Mr. Bush challenged those statements Wednesday, stating his belief that Premier McLaughlin has never truly wished to change the territory’s voting system.
“I cannot support dividing this country up any more,” Mr. Bush said. “That cannot be the kind of participatory democracy we want and the premier knows that.”
“You know that you really don’t support this change,” Mr. Bush continued, speaking directly to Mr. McLaughlin, who had left the Legislative Assembly chamber at this point in the opposition leader’s debate. “We seldom see eye to eye on much, but you know in the deepest chambers of your conscience that we are both right in our opposition to one man, one vote.”
Mr. McLaughlin, during his budget policy address last week, said that implementing one man, one vote in the form of single-member constituencies would be another campaign promise kept by the Progressives- led government.
The premier has alluded to concern among his own political caucus that some form of “at-large” representation should be added to the single-member districts plan. At-large candidates would be elected by a vote of the entire island.
“This is the concern of the entire government team,” Mr. McLaughlin said last fall. “To split the Cayman Islands into 18 or 19 constituencies is going to result in such small constituencies, in many instances, that the result of the elections process could be easily manipulated.”
Those concerns were expounded on this week in a statement made to the Cayman Compass by George Town MLA Winston Connolly. Mr. Connolly said he was seeking the Progressives-led government’s support in introducing term limits for elected politicians, along with some way of stopping the political handouts currently being given to local voters on a perennial basis during election season.
“If the system that we currently have is perpetuated, we could see the control of certain boundaries [similar to] the garrison politics situation we see in Jamaica,” Mr. Connolly said. “It would be prudent to put in checks and balances now.
“If someone is very motivated to win at all costs, a smaller boundary will give them a great opportunity to ‘buy’ their seat. I would hope that it would not get to the stage where people take it upon themselves, out of patronage, to intimidate other voters to vote for a specific candidate or other candidates not to run in an election through force or threat.
“Term limits and illegal handout [laws] may curb or lessen the brunt of those who may be so inclined, but, at the very least, it will let those politicians who are in power know that they have a limited time to make things happen; that they will have to deal with jobs and immigration rather than simply throw money at a problem.”
Mr. Connolly said he would file a private members’ motion in the Legislative Assembly ahead of the September meeting if the government does not want to take up this issue on its own.
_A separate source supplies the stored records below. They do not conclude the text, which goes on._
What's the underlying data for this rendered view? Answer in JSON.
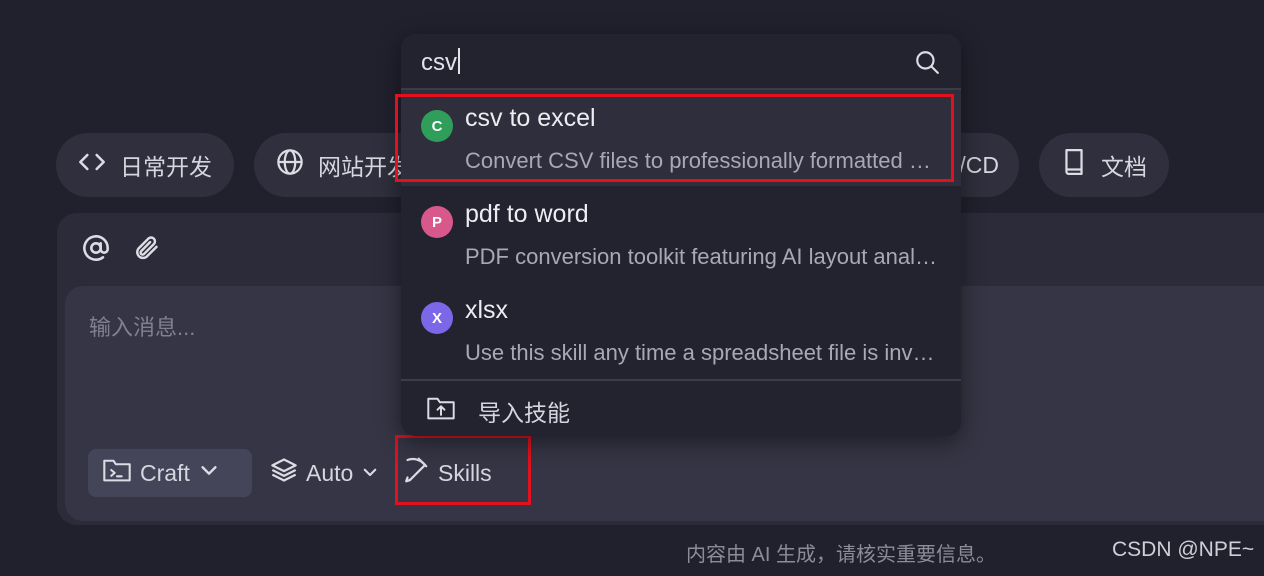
{
  "chips": [
    {
      "label": "日常开发",
      "icon": "code-icon"
    },
    {
      "label": "网站开发",
      "icon": "globe-icon"
    },
    {
      "label": "CI/CD",
      "icon": "workflow-icon"
    },
    {
      "label": "文档",
      "icon": "book-icon"
    }
  ],
  "composer": {
    "placeholder": "输入消息...",
    "craft_label": "Craft",
    "auto_label": "Auto",
    "skills_label": "Skills"
  },
  "footer_note": "内容由 AI 生成，请核实重要信息。",
  "watermark": "CSDN @NPE~",
  "skills_dropdown": {
    "query": "csv",
    "items": [
      {
        "badge": "C",
        "badge_color": "#2f9e5b",
        "title": "csv to excel",
        "description": "Convert CSV files to professionally formatted Excel workbooks"
      },
      {
        "badge": "P",
        "badge_color": "#d9588c",
        "title": "pdf to word",
        "description": "PDF conversion toolkit featuring AI layout analysis"
      },
      {
        "badge": "X",
        "badge_color": "#7b67e8",
        "title": "xlsx",
        "description": "Use this skill any time a spreadsheet file is involved"
      }
    ],
    "import_label": "导入技能"
  },
  "colors": {
    "highlight_box": "#e3101d",
    "background": "#21212e"
  }
}
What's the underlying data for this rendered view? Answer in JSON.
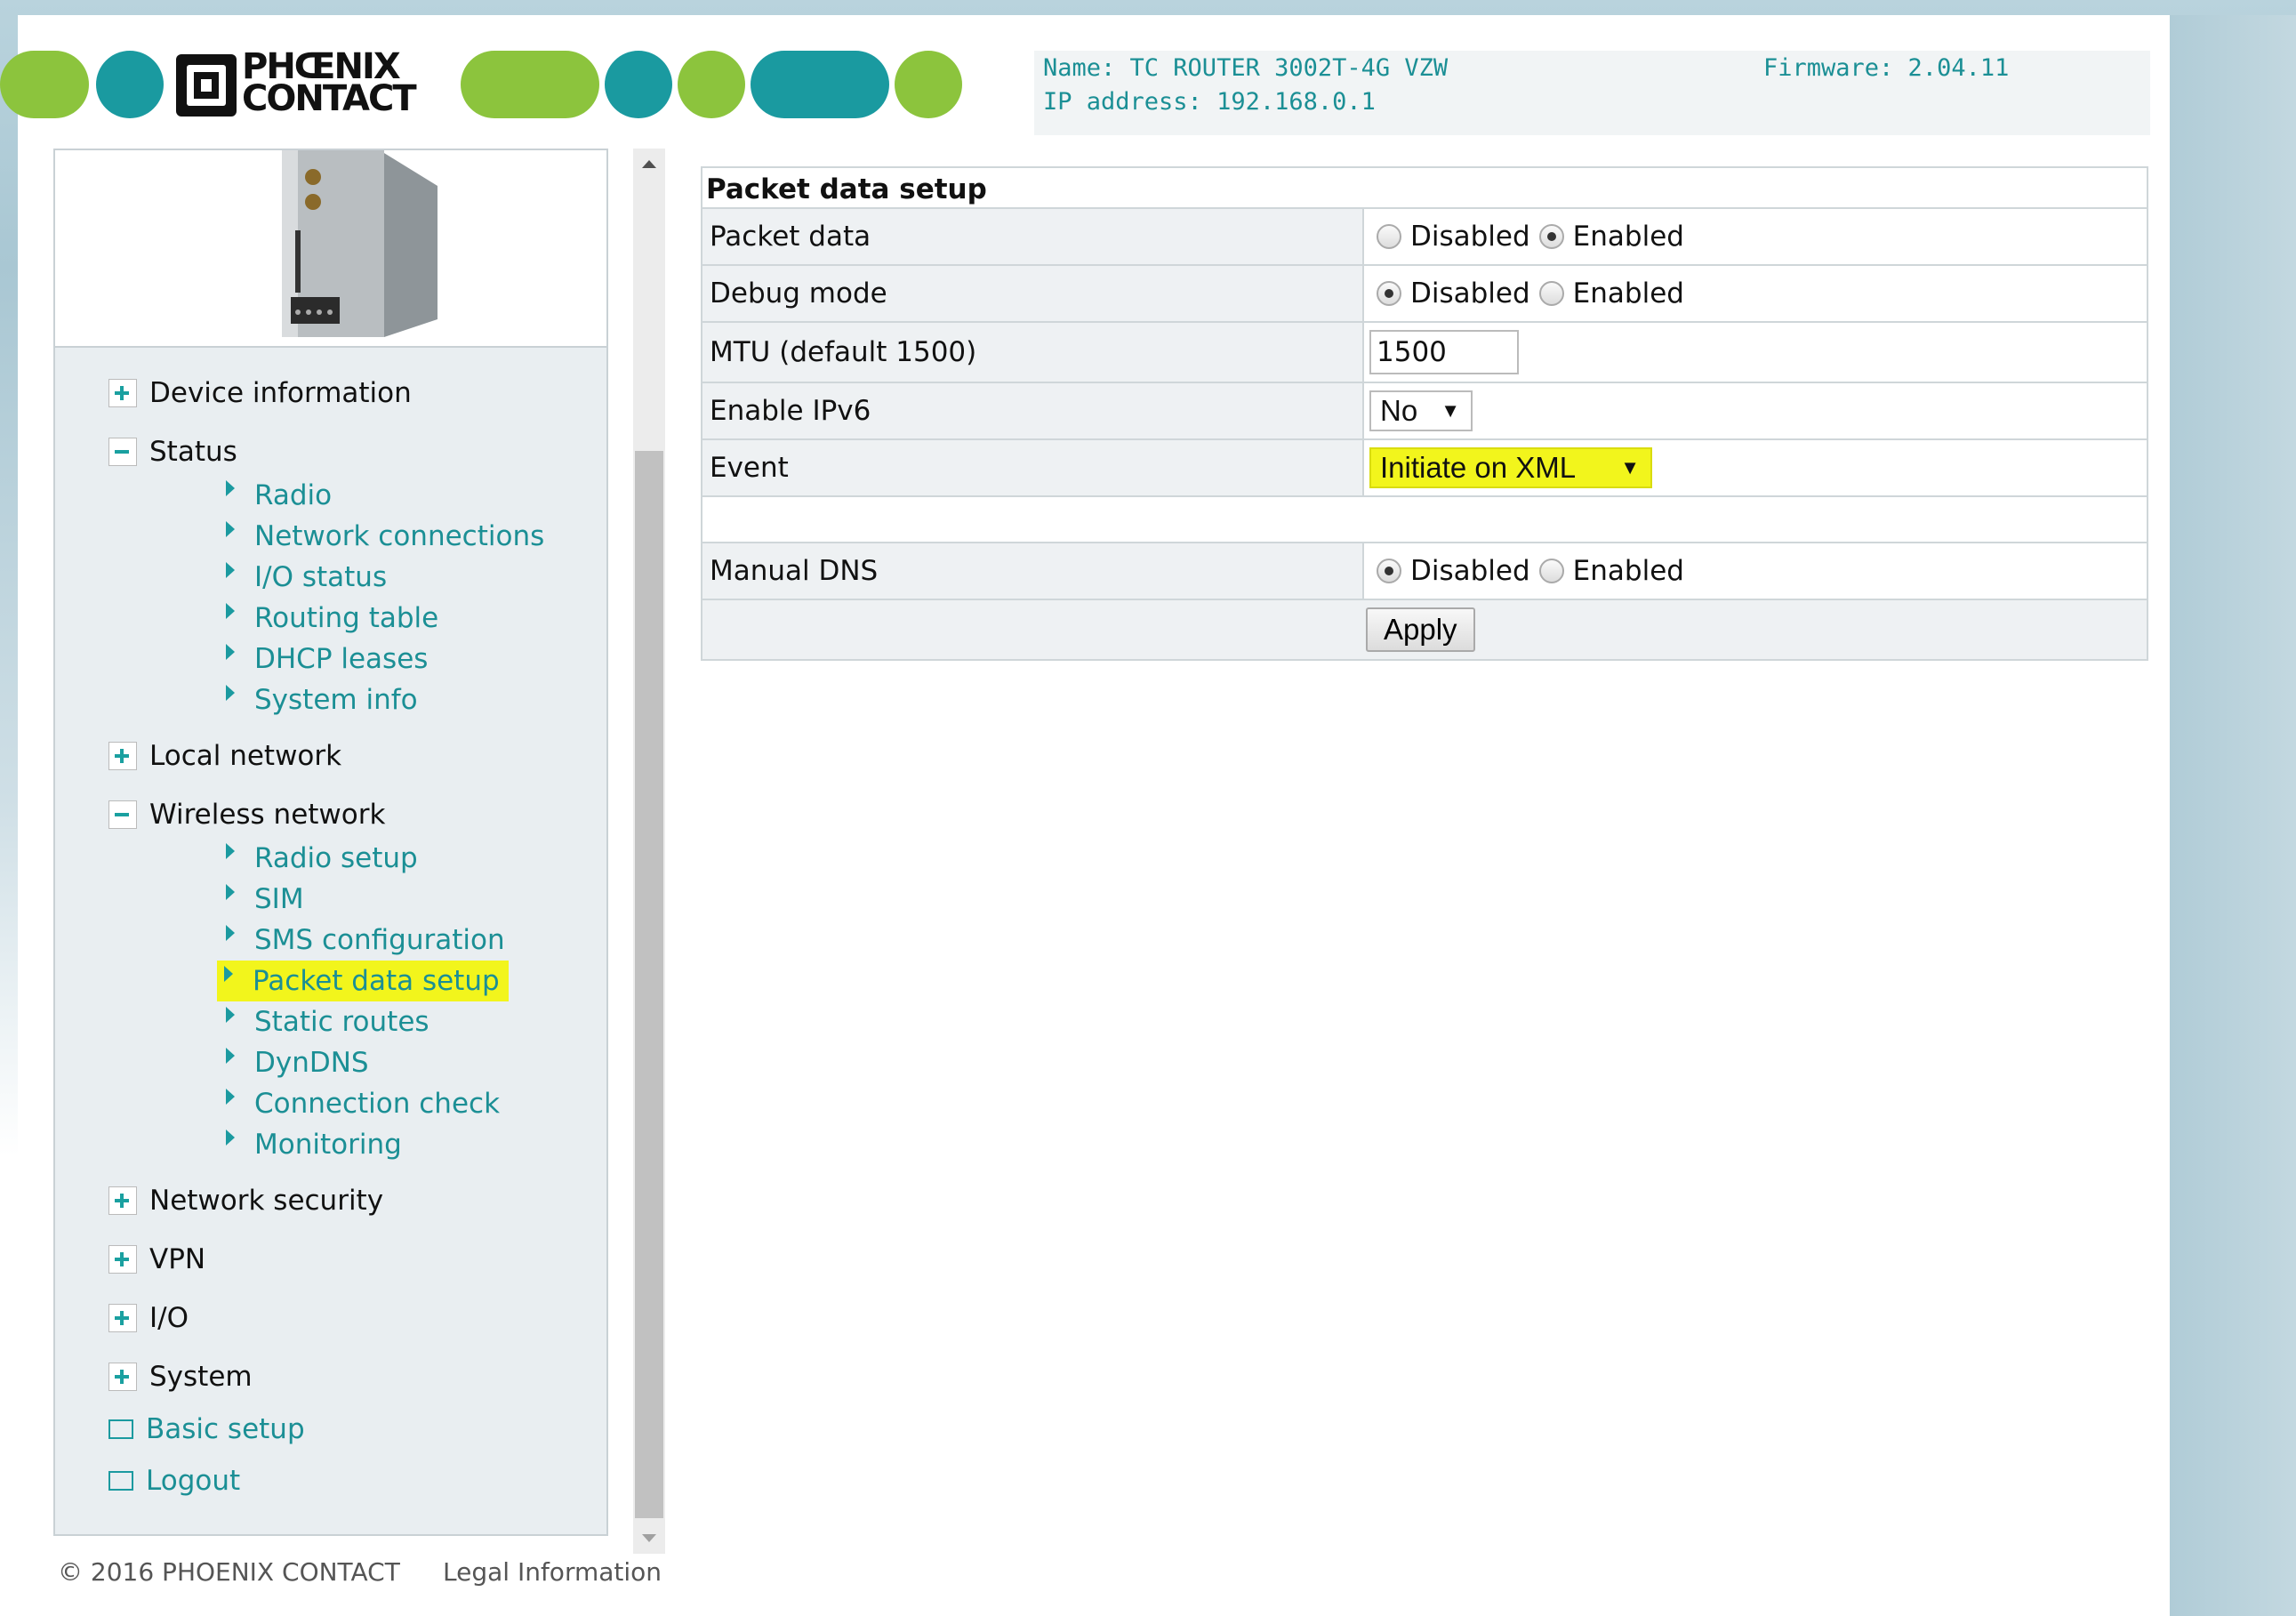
{
  "header": {
    "logo_line1": "PHŒNIX",
    "logo_line2": "CONTACT",
    "name": "Name: TC ROUTER 3002T-4G VZW",
    "ip": "IP address: 192.168.0.1",
    "firmware": "Firmware: 2.04.11"
  },
  "sidebar": {
    "device_information": "Device information",
    "status": "Status",
    "status_items": [
      "Radio",
      "Network connections",
      "I/O status",
      "Routing table",
      "DHCP leases",
      "System info"
    ],
    "local_network": "Local network",
    "wireless_network": "Wireless network",
    "wireless_items": [
      "Radio setup",
      "SIM",
      "SMS configuration",
      "Packet data setup",
      "Static routes",
      "DynDNS",
      "Connection check",
      "Monitoring"
    ],
    "network_security": "Network security",
    "vpn": "VPN",
    "io": "I/O",
    "system": "System",
    "basic_setup": "Basic setup",
    "logout": "Logout"
  },
  "footer": {
    "copyright": "© 2016 PHOENIX CONTACT",
    "legal": "Legal Information"
  },
  "form": {
    "title": "Packet data setup",
    "packet_data": {
      "label": "Packet data",
      "disabled": "Disabled",
      "enabled": "Enabled",
      "selected": "Enabled"
    },
    "debug_mode": {
      "label": "Debug mode",
      "disabled": "Disabled",
      "enabled": "Enabled",
      "selected": "Disabled"
    },
    "mtu": {
      "label": "MTU (default 1500)",
      "value": "1500"
    },
    "enable_ipv6": {
      "label": "Enable IPv6",
      "value": "No"
    },
    "event": {
      "label": "Event",
      "value": "Initiate on XML"
    },
    "manual_dns": {
      "label": "Manual DNS",
      "disabled": "Disabled",
      "enabled": "Enabled",
      "selected": "Disabled"
    },
    "apply": "Apply"
  },
  "colors": {
    "brand_green": "#8cc43d",
    "brand_teal": "#1a9aa0",
    "link": "#1b8f95",
    "highlight": "#f2f51c"
  },
  "icons": [
    "plus-icon",
    "minus-icon",
    "arrow-right-icon",
    "basic-setup-icon",
    "logout-icon",
    "scroll-up-icon",
    "scroll-down-icon",
    "dropdown-arrow-icon"
  ]
}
“We have to come together on topics that are universal and that affect people’s lives,” he said. “I don’t mind taking this forward, even if it’s just me. I was taught right from wrong and also that sometimes when you take a stand to do the right thing, it may only be you taking that stand. If it costs me my seat, that’s fine.”